In this video, BBC reporter Fergus Walsh is the first to undergo an MRI scan as part of the largest scan study to date and describes how the study is evolving.

Disclosing medical errors to a patient is a difficult, but necessary process. As troubling as it is for a veteran physician, it’s particularly stressful for medical trainees.

Richard J. Albin, the pathologist who is often cited for having discovered the prostate-specific antigen (PSA) in 1970, makes a case against prostate screening in his new book, coauthored with Ronald Piana, The Great Prostate Hoax: How Big Medicine Hijacked the PSA Test and Caused a Public Health Disaster, as reported by the Washington Post on May 12. 

Watch a fly-through of Glass Brain, a 3D imagining of the human brain by researchers at the University of California San Francisco. This video shows the 3D brain model made possible by electroencephalography data and white matter tract reconstruction from MRI diffusion tensor imaging. UCSF is using the technology to research possible treatments for neurodegenerative disease.

The human genome was first mapped just a little over a decade ago.

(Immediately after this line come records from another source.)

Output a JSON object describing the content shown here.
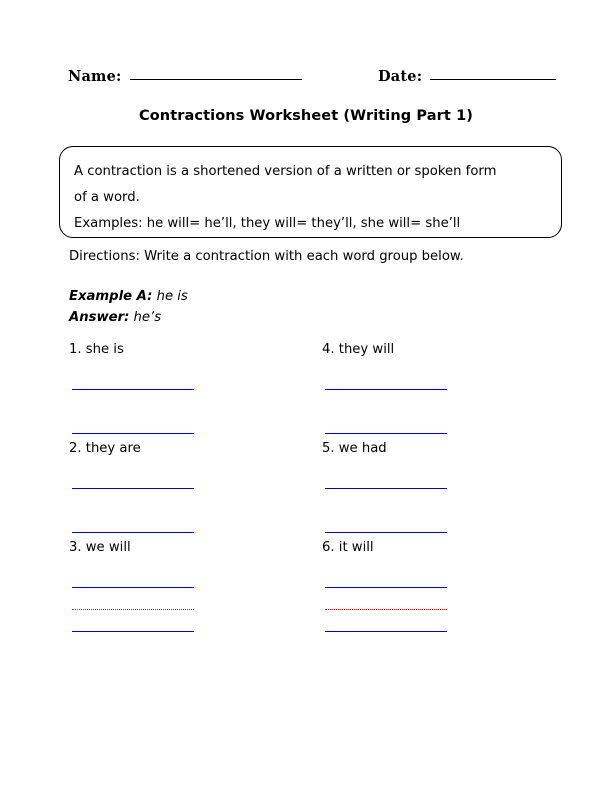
{
  "header": {
    "name_label": "Name:",
    "date_label": "Date:"
  },
  "title": "Contractions Worksheet (Writing Part 1)",
  "definition_box": {
    "lines": [
      "A contraction is a shortened version of a written or spoken form",
      "of a word.",
      "Examples: he will= he’ll, they will= they’ll, she will= she’ll"
    ]
  },
  "directions": "Directions: Write a contraction with each word group below.",
  "example": {
    "prompt_lead": "Example A:",
    "prompt_text": " he is",
    "answer_lead": "Answer:",
    "answer_text": " he’s"
  },
  "items": [
    {
      "number": "1.",
      "text": "she is",
      "label": "1. she is",
      "rule_style": "double"
    },
    {
      "number": "2.",
      "text": "they are",
      "label": "2. they are",
      "rule_style": "double"
    },
    {
      "number": "3.",
      "text": "we will",
      "label": "3. we will",
      "rule_style": "triple"
    },
    {
      "number": "4.",
      "text": "they will",
      "label": "4. they will",
      "rule_style": "double"
    },
    {
      "number": "5.",
      "text": "we had",
      "label": "5. we had",
      "rule_style": "double"
    },
    {
      "number": "6.",
      "text": "it will",
      "label": "6. it will",
      "rule_style": "triple"
    }
  ],
  "colors": {
    "rule_blue": "#0000cc",
    "rule_red": "#e01010",
    "text": "#000000",
    "page_background": "#ffffff",
    "box_border": "#000000"
  }
}
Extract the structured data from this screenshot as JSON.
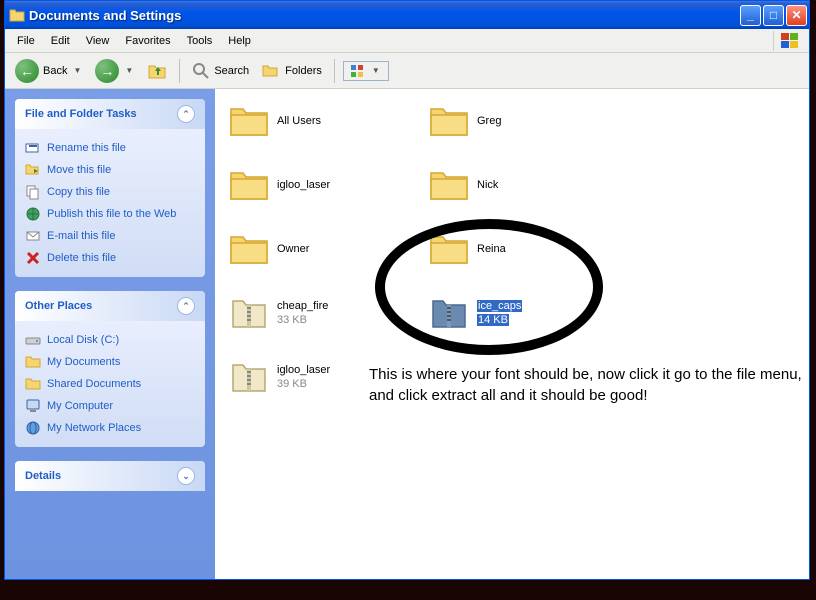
{
  "window": {
    "title": "Documents and Settings"
  },
  "menubar": [
    "File",
    "Edit",
    "View",
    "Favorites",
    "Tools",
    "Help"
  ],
  "toolbar": {
    "back": "Back",
    "search": "Search",
    "folders": "Folders"
  },
  "sidebar": {
    "tasks_title": "File and Folder Tasks",
    "tasks": [
      {
        "icon": "rename-icon",
        "label": "Rename this file"
      },
      {
        "icon": "move-icon",
        "label": "Move this file"
      },
      {
        "icon": "copy-icon",
        "label": "Copy this file"
      },
      {
        "icon": "publish-icon",
        "label": "Publish this file to the Web"
      },
      {
        "icon": "email-icon",
        "label": "E-mail this file"
      },
      {
        "icon": "delete-icon",
        "label": "Delete this file"
      }
    ],
    "places_title": "Other Places",
    "places": [
      {
        "icon": "disk-icon",
        "label": "Local Disk (C:)"
      },
      {
        "icon": "mydocs-icon",
        "label": "My Documents"
      },
      {
        "icon": "shared-icon",
        "label": "Shared Documents"
      },
      {
        "icon": "mycomputer-icon",
        "label": "My Computer"
      },
      {
        "icon": "network-icon",
        "label": "My Network Places"
      }
    ],
    "details_title": "Details"
  },
  "items": [
    {
      "type": "folder",
      "name": "All Users"
    },
    {
      "type": "folder",
      "name": "Greg"
    },
    {
      "type": "folder",
      "name": "igloo_laser"
    },
    {
      "type": "folder",
      "name": "Nick"
    },
    {
      "type": "folder",
      "name": "Owner"
    },
    {
      "type": "folder",
      "name": "Reina"
    },
    {
      "type": "zip",
      "name": "cheap_fire",
      "size": "33 KB"
    },
    {
      "type": "zip",
      "name": "ice_caps",
      "size": "14 KB",
      "selected": true
    },
    {
      "type": "zip",
      "name": "igloo_laser",
      "size": "39 KB"
    }
  ],
  "annotation": "This is where your font should be, now click it\ngo to the file menu, and click extract all and\nit should be good!"
}
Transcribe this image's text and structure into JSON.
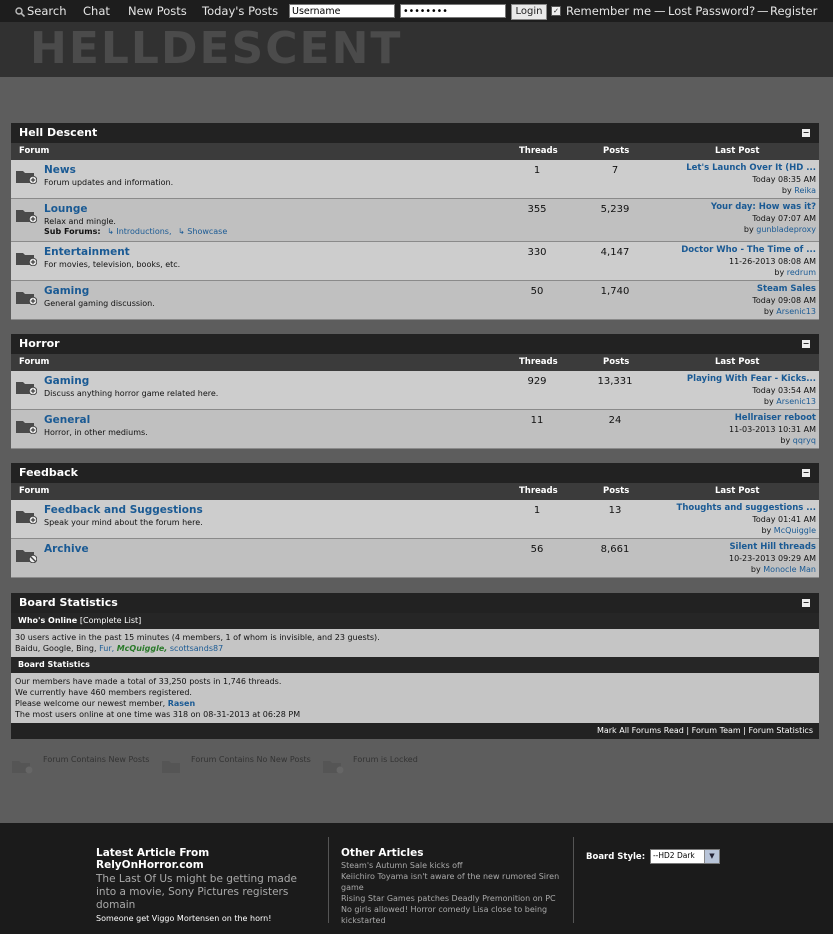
{
  "topnav": {
    "search": "Search",
    "chat": "Chat",
    "new_posts": "New Posts",
    "todays_posts": "Today's Posts",
    "username_value": "Username",
    "password_value": "••••••••",
    "login_label": "Login",
    "remember_label": "Remember me",
    "dash1": "—",
    "lost_password": "Lost Password?",
    "dash2": "—",
    "register": "Register"
  },
  "header": {
    "logo_text": "HELLDESCENT"
  },
  "columns": {
    "forum": "Forum",
    "threads": "Threads",
    "posts": "Posts",
    "last_post": "Last Post"
  },
  "categories": [
    {
      "title": "Hell Descent",
      "toggle": "−",
      "forums": [
        {
          "title": "News",
          "desc": "Forum updates and information.",
          "threads": "1",
          "posts": "7",
          "lp_title": "Let's Launch Over It (HD ...",
          "lp_date": "Today 08:35 AM",
          "lp_by": "by",
          "lp_user": "Reika",
          "status": "new"
        },
        {
          "title": "Lounge",
          "desc": "Relax and mingle.",
          "threads": "355",
          "posts": "5,239",
          "sub_label": "Sub Forums:",
          "sub1": "Introductions,",
          "sub2": "Showcase",
          "lp_title": "Your day: How was it?",
          "lp_date": "Today 07:07 AM",
          "lp_by": "by",
          "lp_user": "gunbladeproxy",
          "status": "new"
        },
        {
          "title": "Entertainment",
          "desc": "For movies, television, books, etc.",
          "threads": "330",
          "posts": "4,147",
          "lp_title": "Doctor Who - The Time of ...",
          "lp_date": "11-26-2013 08:08 AM",
          "lp_by": "by",
          "lp_user": "redrum",
          "status": "new"
        },
        {
          "title": "Gaming",
          "desc": "General gaming discussion.",
          "threads": "50",
          "posts": "1,740",
          "lp_title": "Steam Sales",
          "lp_date": "Today 09:08 AM",
          "lp_by": "by",
          "lp_user": "Arsenic13",
          "status": "new"
        }
      ]
    },
    {
      "title": "Horror",
      "toggle": "−",
      "forums": [
        {
          "title": "Gaming",
          "desc": "Discuss anything horror game related here.",
          "threads": "929",
          "posts": "13,331",
          "lp_title": "Playing With Fear - Kicks...",
          "lp_date": "Today 03:54 AM",
          "lp_by": "by",
          "lp_user": "Arsenic13",
          "status": "new"
        },
        {
          "title": "General",
          "desc": "Horror, in other mediums.",
          "threads": "11",
          "posts": "24",
          "lp_title": "Hellraiser reboot",
          "lp_date": "11-03-2013 10:31 AM",
          "lp_by": "by",
          "lp_user": "qqryq",
          "status": "new"
        }
      ]
    },
    {
      "title": "Feedback",
      "toggle": "−",
      "forums": [
        {
          "title": "Feedback and Suggestions",
          "desc": "Speak your mind about the forum here.",
          "threads": "1",
          "posts": "13",
          "lp_title": "Thoughts and suggestions ...",
          "lp_date": "Today 01:41 AM",
          "lp_by": "by",
          "lp_user": "McQuiggle",
          "status": "new"
        },
        {
          "title": "Archive",
          "desc": "",
          "threads": "56",
          "posts": "8,661",
          "lp_title": "Silent Hill threads",
          "lp_date": "10-23-2013 09:29 AM",
          "lp_by": "by",
          "lp_user": "Monocle Man",
          "status": "locked"
        }
      ]
    }
  ],
  "stats": {
    "title": "Board Statistics",
    "toggle": "−",
    "online_head": "Who's Online",
    "online_link": "[Complete List]",
    "online_line": "30 users active in the past 15 minutes (4 members, 1 of whom is invisible, and 23 guests).",
    "online_users_prefix": "Baidu, Google, Bing,",
    "online_user1": "Fur,",
    "online_user2": "McQuiggle,",
    "online_user3": "scottsands87",
    "stats_head": "Board Statistics",
    "stat1": "Our members have made a total of 33,250 posts in 1,746 threads.",
    "stat2": "We currently have 460 members registered.",
    "stat3_prefix": "Please welcome our newest member,",
    "stat3_user": "Rasen",
    "stat4": "The most users online at one time was 318 on 08-31-2013 at 06:28 PM",
    "foot1": "Mark All Forums Read",
    "sep": "|",
    "foot2": "Forum Team",
    "foot3": "Forum Statistics"
  },
  "legend": {
    "new": "Forum Contains New Posts",
    "nonew": "Forum Contains No New Posts",
    "locked": "Forum is Locked"
  },
  "footer": {
    "latest_head": "Latest Article From RelyOnHorror.com",
    "latest_body": "The Last Of Us might be getting made into a movie, Sony Pictures registers domain",
    "latest_tag": "Someone get Viggo Mortensen on the horn!",
    "other_head": "Other Articles",
    "other1": "Steam's Autumn Sale kicks off",
    "other2": "Keiichiro Toyama isn't aware of the new rumored Siren game",
    "other3": "Rising Star Games patches Deadly Premonition on PC",
    "other4": "No girls allowed! Horror comedy Lisa close to being kickstarted",
    "style_label": "Board Style:",
    "style_value": "--HD2 Dark"
  }
}
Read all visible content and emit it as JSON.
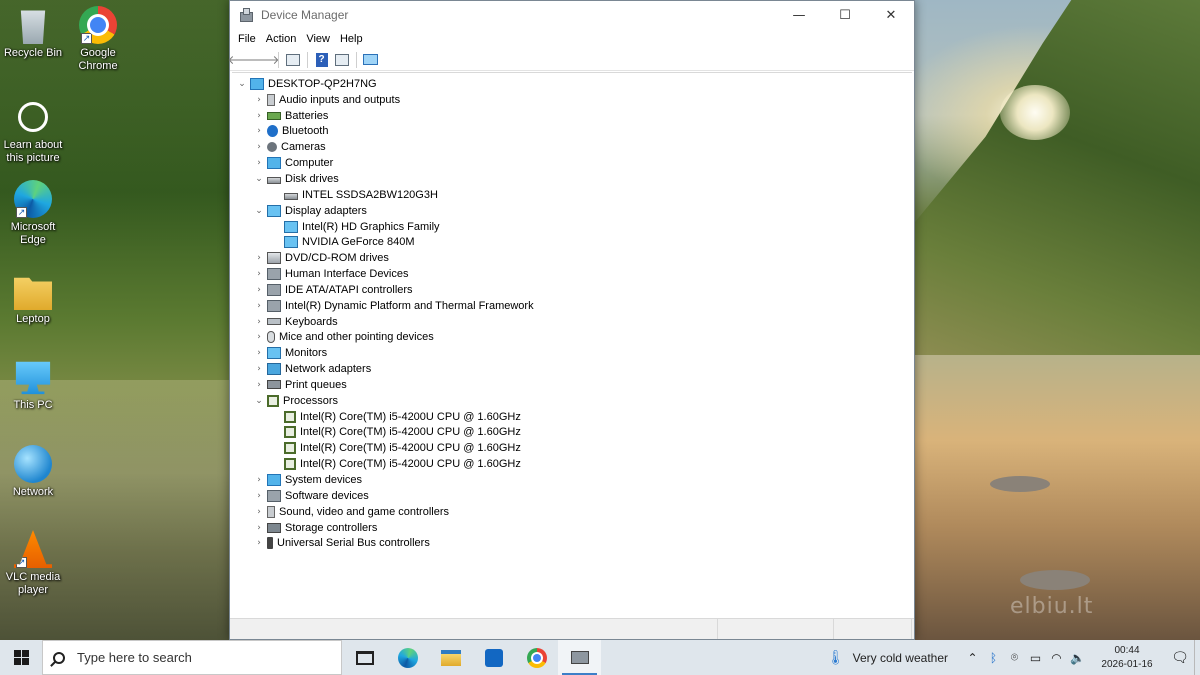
{
  "desktop": {
    "icons": [
      {
        "label": "Recycle Bin"
      },
      {
        "label": "Google Chrome"
      },
      {
        "label": "Learn about this picture"
      },
      {
        "label": "Microsoft Edge"
      },
      {
        "label": "Leptop"
      },
      {
        "label": "This PC"
      },
      {
        "label": "Network"
      },
      {
        "label": "VLC media player"
      }
    ],
    "watermark": "elbiu.lt"
  },
  "window": {
    "title": "Device Manager",
    "controls": {
      "minimize": "—",
      "maximize": "☐",
      "close": "✕"
    },
    "menu": [
      "File",
      "Action",
      "View",
      "Help"
    ],
    "toolbar": {
      "back": "🡐",
      "forward": "🡒",
      "help": "?"
    },
    "tree": {
      "root": "DESKTOP-QP2H7NG",
      "categories": [
        {
          "label": "Audio inputs and outputs"
        },
        {
          "label": "Batteries"
        },
        {
          "label": "Bluetooth"
        },
        {
          "label": "Cameras"
        },
        {
          "label": "Computer"
        },
        {
          "label": "Disk drives",
          "children": [
            "INTEL SSDSA2BW120G3H"
          ]
        },
        {
          "label": "Display adapters",
          "children": [
            "Intel(R) HD Graphics Family",
            "NVIDIA GeForce 840M"
          ]
        },
        {
          "label": "DVD/CD-ROM drives"
        },
        {
          "label": "Human Interface Devices"
        },
        {
          "label": "IDE ATA/ATAPI controllers"
        },
        {
          "label": "Intel(R) Dynamic Platform and Thermal Framework"
        },
        {
          "label": "Keyboards"
        },
        {
          "label": "Mice and other pointing devices"
        },
        {
          "label": "Monitors"
        },
        {
          "label": "Network adapters"
        },
        {
          "label": "Print queues"
        },
        {
          "label": "Processors",
          "children": [
            "Intel(R) Core(TM) i5-4200U CPU @ 1.60GHz",
            "Intel(R) Core(TM) i5-4200U CPU @ 1.60GHz",
            "Intel(R) Core(TM) i5-4200U CPU @ 1.60GHz",
            "Intel(R) Core(TM) i5-4200U CPU @ 1.60GHz"
          ]
        },
        {
          "label": "System devices"
        },
        {
          "label": "Software devices"
        },
        {
          "label": "Sound, video and game controllers"
        },
        {
          "label": "Storage controllers"
        },
        {
          "label": "Universal Serial Bus controllers"
        }
      ]
    }
  },
  "taskbar": {
    "search_placeholder": "Type here to search",
    "weather": "Very cold weather",
    "clock_time": "00:44",
    "clock_date": "2026-01-16",
    "tray_icons": [
      "chevron-up",
      "bluetooth",
      "camera",
      "battery",
      "wifi",
      "volume"
    ]
  }
}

Its 3 billion bits of DNA are the pages of the human instruction manual. Read this great review featuring Eric S. Lander from MIT, Harvard, and the Broad Institute in Cambridge to see how far we've come and what the future of genomics holds.

The shape of cancer genomics may be a new calling card for 3D oncologic imaging. Studying the formation of cancer cell genomes could potentially provide more information about a patient's cancer than just focusing on genetic expression. Scientists at McGill University in Montreal are finding that the form of a cancer cell genome can even tell them what subtype of cancer a patient has.

Brain injuries affect roughly three in 1,000 U.S. babies born full-term. A report from the American College of Obstetricians and Gynecologists and the American Academy of Pediatrics is helping to identify when these injuries occurred.

Baseball card collecting has a long history, and plenty of fans have signed bats, balls and jerseys. But how is an MRI considered baseball memorabilia? When it’s Tommy John’s MRI.

Looking underneath a mummy’s bandages used to require destroying the ancient specimen, which is not an attractive option with such precious remains. Of course, today’s imaging technology can peer inside a human body—mummified or not.

Biopharmaceutical giant Bristol-Myers Squibb now holds the power on a pipeline of neurodegenerative disease therapies after buying San Francisco-based iPierian for $175 million.

Earlier this month, the release of massive amounts of Medicare payment information jolted healthcare and spurred countless articles analyzing the payments being made to physicians.

Taking a break from imaging patients, an MRI technologist from Boston University Medical School took scans of a variety of fruits and vegetables. The images produced are worth a look.